Obviously anyone who said that would be laughed out of the room. “Really” doesn’t mean “in actual fact” any more, if it ever really did; it means “emphatically”, among other things, and can be used to intensify metaphors as well as verify statements of fact.
How about “truly”? “That was a truly magical evening”? No it wasn’t. There was no magic. Magic doesn’t exist. You’re an idiot. Oh no, wait, “truly” can be used to emphasise non-literal statements as well.
And yet no one seems to get all that upset about it, do they? No one complains that the misuse of the terms “truly” and “really” undermine our ability to communicate with each other or suggests that people who use them as metaphor-intensifiers are stupid or ill-educated. Certainly no one would bother writing a god-damn Firefox plugin that automatically replaces every use of them with “figuratively”. Because doing so would be ridiculous.
For some reason, though, people doing the same with “literally” – which they have, as if I need to remind you yet again, for hundreds of years – invariably gets somebody, not even usually a stereotypical Colonel Blimp from the Home Counties but a young person who knows what the internet is, throwing a gigantic strop, and everyone else on the internet going oh yes it really is the worst thing in the world. Poor old Jamie Redknapp can’t even call Michael Owen “literally a greyhound” without the Deputy Prime Minister getting involved.
“Literally” as an intensifier is hundreds of years old. It has been in the OED since 1903. It is not new. And as Geoff Pullum, an Edinburgh linguist, told me when I interviewed him recently, real languages don’t only not mind a few ambiguous words and phrases (“visiting relatives can be a pain”), they thrive on it and seem to actively seek it out.
If you don’t like “literally” as an intensifier, that’s fine. Lots of people don’t. And, in fact, that’s a good reason to encourage people to be careful about its use, because so many people dislike it; if you use it in a job interview in front of someone who really dislikes it, it might not help your case. That, in microcosm, is why it’s a good idea to teach Standard English – because people confuse the use of other dialects and registers with ignorance or lack of education.
But that’s the only reason. “Literally” used figuratively is not going to undermine our ability to understand, any more than the two competing meanings of the word “wicked” do. Please stop complaining about it, because it is literally boring me to tears.

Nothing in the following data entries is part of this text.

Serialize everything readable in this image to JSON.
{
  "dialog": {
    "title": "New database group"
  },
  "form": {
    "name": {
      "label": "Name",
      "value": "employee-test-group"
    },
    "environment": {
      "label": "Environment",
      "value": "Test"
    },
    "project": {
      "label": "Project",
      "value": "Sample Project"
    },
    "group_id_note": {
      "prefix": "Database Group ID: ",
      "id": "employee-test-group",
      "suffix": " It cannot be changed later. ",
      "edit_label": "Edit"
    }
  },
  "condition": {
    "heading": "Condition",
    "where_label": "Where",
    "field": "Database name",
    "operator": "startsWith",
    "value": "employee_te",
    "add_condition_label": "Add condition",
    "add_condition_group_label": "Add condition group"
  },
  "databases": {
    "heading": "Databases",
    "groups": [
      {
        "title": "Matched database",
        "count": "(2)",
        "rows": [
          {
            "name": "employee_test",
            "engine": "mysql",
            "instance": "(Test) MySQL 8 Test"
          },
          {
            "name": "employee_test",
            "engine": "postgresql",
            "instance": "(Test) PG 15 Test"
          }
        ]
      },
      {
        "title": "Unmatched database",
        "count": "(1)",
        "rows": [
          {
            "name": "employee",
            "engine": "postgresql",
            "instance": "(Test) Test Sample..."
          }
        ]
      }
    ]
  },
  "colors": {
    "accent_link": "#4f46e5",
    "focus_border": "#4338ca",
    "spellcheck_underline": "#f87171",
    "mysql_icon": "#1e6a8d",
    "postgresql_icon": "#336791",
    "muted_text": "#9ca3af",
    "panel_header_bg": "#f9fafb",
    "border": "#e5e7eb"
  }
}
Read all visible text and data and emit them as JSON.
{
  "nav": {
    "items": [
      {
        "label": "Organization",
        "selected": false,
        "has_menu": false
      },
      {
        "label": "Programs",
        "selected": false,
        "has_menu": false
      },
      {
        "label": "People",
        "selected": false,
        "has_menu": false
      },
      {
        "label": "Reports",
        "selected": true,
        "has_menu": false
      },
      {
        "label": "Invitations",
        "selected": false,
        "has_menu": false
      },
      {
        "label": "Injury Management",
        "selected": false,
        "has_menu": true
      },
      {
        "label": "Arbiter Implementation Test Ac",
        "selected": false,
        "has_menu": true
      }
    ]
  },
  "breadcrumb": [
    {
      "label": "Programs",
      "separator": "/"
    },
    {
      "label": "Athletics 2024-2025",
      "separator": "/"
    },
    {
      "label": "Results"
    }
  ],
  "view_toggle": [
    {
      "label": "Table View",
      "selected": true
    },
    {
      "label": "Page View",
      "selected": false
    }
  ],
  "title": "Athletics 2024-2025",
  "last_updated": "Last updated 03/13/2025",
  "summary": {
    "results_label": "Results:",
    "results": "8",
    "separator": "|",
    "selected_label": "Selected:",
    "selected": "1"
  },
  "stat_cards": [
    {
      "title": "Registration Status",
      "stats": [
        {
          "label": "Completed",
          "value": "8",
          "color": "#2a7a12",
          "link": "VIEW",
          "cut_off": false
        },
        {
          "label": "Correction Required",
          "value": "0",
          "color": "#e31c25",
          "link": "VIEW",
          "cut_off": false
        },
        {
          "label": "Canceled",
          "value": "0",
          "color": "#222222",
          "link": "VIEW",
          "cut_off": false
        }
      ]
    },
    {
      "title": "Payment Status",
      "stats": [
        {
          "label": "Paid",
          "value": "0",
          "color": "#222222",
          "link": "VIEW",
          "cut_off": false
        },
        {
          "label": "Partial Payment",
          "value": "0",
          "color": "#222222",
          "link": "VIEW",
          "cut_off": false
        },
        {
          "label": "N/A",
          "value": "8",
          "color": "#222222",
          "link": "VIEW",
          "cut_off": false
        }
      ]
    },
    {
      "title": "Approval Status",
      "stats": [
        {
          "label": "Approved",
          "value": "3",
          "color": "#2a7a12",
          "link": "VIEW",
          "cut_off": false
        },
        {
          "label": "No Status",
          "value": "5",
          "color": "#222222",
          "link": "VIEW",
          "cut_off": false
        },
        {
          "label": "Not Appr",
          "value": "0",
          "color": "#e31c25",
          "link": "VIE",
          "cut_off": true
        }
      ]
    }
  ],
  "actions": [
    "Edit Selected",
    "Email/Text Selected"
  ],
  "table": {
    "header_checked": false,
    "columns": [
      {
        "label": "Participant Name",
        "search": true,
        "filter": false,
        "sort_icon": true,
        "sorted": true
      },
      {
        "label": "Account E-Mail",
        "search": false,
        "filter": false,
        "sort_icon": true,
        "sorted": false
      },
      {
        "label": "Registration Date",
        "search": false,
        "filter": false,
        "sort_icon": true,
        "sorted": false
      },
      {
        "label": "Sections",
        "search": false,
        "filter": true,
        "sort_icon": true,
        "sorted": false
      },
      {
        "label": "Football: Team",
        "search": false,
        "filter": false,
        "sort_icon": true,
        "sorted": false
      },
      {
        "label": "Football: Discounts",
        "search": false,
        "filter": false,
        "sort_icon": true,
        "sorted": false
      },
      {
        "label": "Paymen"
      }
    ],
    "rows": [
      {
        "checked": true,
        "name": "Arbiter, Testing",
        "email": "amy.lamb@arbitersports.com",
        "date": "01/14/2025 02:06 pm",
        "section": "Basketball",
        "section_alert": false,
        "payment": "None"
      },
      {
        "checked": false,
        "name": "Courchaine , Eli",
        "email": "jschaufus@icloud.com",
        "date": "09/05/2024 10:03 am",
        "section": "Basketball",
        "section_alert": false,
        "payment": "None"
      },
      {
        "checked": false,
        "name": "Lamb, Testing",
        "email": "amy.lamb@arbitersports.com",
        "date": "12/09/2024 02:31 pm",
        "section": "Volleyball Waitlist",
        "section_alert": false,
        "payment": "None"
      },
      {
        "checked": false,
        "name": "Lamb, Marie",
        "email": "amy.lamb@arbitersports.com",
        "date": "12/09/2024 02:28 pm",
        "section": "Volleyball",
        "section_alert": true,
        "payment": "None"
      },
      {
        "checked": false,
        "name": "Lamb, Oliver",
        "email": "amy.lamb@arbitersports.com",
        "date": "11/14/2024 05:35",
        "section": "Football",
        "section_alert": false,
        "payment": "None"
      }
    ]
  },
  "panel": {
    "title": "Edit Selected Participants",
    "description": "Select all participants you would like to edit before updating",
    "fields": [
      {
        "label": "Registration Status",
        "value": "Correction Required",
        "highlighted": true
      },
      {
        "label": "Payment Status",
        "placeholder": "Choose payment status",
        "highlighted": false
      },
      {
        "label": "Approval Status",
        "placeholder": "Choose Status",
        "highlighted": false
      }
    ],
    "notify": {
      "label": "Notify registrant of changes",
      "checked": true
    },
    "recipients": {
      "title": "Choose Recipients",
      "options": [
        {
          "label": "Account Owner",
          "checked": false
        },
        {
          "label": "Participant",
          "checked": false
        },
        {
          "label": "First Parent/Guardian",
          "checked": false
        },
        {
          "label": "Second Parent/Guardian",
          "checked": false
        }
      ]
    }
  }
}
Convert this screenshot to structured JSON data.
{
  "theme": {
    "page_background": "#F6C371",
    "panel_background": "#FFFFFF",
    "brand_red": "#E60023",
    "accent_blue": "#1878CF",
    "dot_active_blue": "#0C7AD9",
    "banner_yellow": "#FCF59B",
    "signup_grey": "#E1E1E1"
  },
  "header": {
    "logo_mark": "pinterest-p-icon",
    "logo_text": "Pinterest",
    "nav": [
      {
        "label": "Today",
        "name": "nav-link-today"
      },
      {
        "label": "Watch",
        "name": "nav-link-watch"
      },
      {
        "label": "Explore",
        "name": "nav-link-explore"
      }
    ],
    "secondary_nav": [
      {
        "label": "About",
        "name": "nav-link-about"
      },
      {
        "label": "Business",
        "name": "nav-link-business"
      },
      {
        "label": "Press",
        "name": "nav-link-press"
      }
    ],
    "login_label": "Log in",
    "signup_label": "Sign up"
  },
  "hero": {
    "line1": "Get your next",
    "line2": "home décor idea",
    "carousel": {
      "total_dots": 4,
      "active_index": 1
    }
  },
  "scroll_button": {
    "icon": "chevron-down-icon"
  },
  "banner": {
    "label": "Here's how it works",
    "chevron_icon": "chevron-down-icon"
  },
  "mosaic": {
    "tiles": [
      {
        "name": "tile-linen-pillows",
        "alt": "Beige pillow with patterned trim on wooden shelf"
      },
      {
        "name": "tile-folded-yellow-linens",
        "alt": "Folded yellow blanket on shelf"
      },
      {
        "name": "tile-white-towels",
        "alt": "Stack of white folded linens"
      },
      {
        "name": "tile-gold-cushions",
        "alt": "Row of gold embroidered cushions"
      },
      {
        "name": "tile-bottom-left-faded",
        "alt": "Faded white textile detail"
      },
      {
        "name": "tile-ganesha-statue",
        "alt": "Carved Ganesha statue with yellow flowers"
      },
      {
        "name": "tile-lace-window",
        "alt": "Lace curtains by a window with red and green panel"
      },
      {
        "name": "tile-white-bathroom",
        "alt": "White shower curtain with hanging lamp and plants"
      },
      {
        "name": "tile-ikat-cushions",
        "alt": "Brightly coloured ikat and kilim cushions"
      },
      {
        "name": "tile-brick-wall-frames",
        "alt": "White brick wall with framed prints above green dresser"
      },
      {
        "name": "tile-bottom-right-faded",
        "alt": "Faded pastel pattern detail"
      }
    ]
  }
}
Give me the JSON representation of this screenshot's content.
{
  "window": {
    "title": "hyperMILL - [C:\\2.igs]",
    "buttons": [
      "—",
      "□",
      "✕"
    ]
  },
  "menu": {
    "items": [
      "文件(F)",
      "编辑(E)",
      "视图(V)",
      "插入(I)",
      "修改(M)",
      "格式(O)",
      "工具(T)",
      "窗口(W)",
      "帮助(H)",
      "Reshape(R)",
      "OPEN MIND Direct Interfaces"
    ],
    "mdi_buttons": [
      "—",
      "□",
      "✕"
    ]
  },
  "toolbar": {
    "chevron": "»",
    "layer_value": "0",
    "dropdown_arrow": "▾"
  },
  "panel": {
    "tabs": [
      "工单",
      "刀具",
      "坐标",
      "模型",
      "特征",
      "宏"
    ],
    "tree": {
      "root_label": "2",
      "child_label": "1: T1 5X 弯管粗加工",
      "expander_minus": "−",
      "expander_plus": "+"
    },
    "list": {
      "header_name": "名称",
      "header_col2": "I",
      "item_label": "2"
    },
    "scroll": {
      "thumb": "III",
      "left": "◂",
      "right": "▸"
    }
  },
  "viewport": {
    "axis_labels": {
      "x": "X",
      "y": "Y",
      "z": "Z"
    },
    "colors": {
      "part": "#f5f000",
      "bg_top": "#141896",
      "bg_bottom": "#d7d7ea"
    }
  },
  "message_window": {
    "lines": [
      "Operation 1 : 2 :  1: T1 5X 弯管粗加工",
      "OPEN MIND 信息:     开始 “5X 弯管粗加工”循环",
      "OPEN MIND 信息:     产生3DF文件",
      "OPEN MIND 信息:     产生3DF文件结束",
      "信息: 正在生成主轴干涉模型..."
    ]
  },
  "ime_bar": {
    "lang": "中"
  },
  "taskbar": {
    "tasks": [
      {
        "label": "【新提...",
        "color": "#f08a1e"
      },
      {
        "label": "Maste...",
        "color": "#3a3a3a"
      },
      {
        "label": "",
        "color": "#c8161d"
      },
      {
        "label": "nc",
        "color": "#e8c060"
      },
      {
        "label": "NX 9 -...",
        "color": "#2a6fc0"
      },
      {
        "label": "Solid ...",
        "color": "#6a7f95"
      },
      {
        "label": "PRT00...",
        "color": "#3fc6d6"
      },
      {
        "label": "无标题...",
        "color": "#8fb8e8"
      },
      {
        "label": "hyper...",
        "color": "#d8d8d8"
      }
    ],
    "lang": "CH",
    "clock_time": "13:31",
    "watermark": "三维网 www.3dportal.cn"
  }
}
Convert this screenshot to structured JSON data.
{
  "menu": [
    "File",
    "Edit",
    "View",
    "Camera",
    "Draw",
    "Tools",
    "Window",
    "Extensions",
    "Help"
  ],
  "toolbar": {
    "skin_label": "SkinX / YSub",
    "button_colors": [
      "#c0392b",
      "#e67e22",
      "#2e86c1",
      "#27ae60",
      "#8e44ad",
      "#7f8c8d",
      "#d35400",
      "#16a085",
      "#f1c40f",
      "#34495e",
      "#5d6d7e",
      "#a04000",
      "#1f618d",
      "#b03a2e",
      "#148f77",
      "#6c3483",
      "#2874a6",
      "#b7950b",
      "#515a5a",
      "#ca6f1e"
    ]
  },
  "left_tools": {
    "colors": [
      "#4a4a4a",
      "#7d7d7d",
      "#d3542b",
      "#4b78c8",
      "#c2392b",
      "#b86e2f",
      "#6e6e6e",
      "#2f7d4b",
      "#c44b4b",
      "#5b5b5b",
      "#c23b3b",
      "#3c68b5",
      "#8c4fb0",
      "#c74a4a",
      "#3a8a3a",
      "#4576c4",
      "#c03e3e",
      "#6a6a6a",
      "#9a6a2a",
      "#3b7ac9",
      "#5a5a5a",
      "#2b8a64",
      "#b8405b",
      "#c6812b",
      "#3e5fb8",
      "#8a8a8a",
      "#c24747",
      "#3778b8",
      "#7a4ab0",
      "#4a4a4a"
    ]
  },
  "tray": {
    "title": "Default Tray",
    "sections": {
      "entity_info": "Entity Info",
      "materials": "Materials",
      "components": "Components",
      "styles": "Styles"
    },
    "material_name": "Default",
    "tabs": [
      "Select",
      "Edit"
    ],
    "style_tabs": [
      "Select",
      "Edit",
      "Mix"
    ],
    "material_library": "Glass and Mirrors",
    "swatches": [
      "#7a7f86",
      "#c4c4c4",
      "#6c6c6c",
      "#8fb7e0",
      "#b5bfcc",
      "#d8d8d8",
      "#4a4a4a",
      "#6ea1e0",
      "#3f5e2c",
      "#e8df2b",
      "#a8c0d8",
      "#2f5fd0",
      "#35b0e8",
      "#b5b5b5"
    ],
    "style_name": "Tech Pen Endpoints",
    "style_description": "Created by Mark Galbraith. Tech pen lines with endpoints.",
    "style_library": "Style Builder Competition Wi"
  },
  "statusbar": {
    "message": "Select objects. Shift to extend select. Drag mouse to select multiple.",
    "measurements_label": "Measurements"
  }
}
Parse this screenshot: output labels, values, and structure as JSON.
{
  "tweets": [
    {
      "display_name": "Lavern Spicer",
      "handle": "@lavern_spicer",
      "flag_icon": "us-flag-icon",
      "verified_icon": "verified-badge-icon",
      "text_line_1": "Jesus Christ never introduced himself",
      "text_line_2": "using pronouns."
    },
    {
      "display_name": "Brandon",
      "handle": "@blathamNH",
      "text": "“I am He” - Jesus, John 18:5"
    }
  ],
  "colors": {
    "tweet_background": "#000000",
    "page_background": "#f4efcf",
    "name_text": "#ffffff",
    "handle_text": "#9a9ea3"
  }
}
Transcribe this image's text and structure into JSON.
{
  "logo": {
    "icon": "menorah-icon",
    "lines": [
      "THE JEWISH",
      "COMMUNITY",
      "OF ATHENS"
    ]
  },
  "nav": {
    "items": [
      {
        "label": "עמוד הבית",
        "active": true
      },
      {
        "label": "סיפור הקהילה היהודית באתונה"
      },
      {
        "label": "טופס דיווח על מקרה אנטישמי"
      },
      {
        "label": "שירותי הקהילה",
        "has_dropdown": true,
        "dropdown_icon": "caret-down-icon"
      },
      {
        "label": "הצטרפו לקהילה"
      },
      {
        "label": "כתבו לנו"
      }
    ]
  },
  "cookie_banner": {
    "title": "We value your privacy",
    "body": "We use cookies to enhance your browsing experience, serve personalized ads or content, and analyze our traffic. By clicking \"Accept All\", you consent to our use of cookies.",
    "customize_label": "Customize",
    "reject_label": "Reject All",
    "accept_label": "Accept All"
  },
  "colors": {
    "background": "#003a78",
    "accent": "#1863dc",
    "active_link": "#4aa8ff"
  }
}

NB: As Fred Stephens points out to me on Twitter, “very” also means “truly”, coming from the same root as “veracity”, “verity” etc.
Other times I’ve banged on about “literally”: